Recorded data
--- START ---

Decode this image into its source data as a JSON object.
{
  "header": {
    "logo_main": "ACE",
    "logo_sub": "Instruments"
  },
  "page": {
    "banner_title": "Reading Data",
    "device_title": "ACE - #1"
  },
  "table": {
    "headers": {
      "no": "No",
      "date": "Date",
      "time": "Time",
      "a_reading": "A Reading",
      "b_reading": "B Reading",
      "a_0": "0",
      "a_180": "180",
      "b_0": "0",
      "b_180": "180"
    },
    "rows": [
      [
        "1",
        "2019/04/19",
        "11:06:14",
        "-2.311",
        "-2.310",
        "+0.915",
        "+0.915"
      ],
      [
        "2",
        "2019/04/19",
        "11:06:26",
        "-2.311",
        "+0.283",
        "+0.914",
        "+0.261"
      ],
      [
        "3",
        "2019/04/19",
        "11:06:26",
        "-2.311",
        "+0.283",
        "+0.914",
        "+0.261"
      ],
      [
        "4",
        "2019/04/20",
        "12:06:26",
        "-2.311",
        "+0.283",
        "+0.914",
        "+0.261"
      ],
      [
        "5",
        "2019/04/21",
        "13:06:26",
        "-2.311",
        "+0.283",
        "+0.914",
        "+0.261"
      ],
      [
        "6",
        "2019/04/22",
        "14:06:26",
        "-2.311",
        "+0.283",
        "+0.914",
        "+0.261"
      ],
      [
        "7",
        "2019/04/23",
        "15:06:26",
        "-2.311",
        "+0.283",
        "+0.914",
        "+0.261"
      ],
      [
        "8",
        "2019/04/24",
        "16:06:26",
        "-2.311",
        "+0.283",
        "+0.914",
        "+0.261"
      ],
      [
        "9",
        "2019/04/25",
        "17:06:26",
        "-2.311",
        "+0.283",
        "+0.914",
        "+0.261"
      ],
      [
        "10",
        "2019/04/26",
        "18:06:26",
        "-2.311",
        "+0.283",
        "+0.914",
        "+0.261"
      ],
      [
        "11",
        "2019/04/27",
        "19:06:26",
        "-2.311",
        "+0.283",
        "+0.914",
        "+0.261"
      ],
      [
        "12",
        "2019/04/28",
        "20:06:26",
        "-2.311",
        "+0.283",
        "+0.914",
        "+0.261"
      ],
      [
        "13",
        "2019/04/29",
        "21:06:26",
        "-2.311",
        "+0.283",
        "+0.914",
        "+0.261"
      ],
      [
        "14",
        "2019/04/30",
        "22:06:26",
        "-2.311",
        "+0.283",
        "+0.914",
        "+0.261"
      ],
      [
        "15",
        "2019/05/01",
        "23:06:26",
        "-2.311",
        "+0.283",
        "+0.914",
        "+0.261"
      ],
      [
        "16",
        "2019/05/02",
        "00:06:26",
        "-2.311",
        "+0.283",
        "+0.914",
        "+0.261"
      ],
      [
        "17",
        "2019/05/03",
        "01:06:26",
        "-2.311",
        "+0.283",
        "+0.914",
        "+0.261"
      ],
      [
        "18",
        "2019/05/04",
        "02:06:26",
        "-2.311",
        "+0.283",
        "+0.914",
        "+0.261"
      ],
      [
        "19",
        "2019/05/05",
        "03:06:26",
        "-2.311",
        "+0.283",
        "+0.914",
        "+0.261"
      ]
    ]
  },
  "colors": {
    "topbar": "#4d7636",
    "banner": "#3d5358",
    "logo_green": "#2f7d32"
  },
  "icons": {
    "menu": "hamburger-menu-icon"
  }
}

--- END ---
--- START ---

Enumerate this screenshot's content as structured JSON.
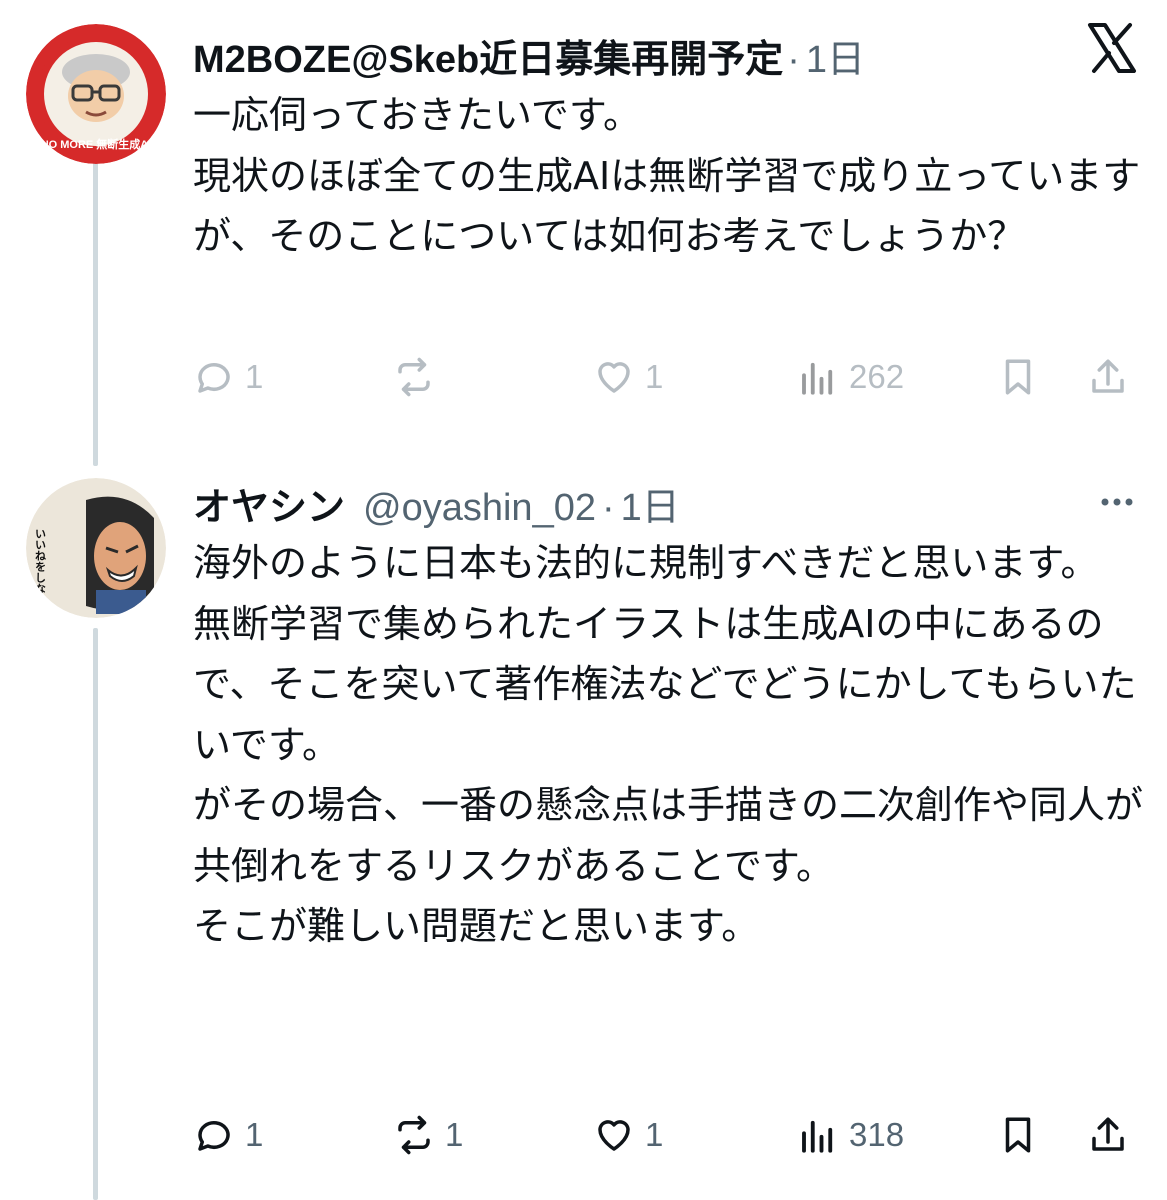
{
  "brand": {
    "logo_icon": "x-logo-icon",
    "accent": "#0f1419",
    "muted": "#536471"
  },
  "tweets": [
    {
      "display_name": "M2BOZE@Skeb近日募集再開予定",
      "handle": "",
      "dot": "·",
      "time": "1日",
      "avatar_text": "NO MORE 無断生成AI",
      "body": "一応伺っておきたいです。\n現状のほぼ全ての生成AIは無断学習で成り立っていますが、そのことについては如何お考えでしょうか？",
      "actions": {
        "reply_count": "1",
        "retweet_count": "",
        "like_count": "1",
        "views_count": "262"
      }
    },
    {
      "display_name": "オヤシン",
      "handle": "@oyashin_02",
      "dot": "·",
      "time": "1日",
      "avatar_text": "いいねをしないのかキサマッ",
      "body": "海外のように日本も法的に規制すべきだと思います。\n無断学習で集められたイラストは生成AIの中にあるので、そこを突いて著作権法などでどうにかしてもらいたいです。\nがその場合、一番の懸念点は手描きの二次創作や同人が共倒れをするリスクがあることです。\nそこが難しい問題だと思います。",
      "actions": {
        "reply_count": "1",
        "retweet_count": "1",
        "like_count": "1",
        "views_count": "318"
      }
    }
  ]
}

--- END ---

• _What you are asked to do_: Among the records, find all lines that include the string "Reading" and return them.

• _Response to the task_:
    "banner_title": "Reading Data",
      "a_reading": "A Reading",
      "b_reading": "B Reading",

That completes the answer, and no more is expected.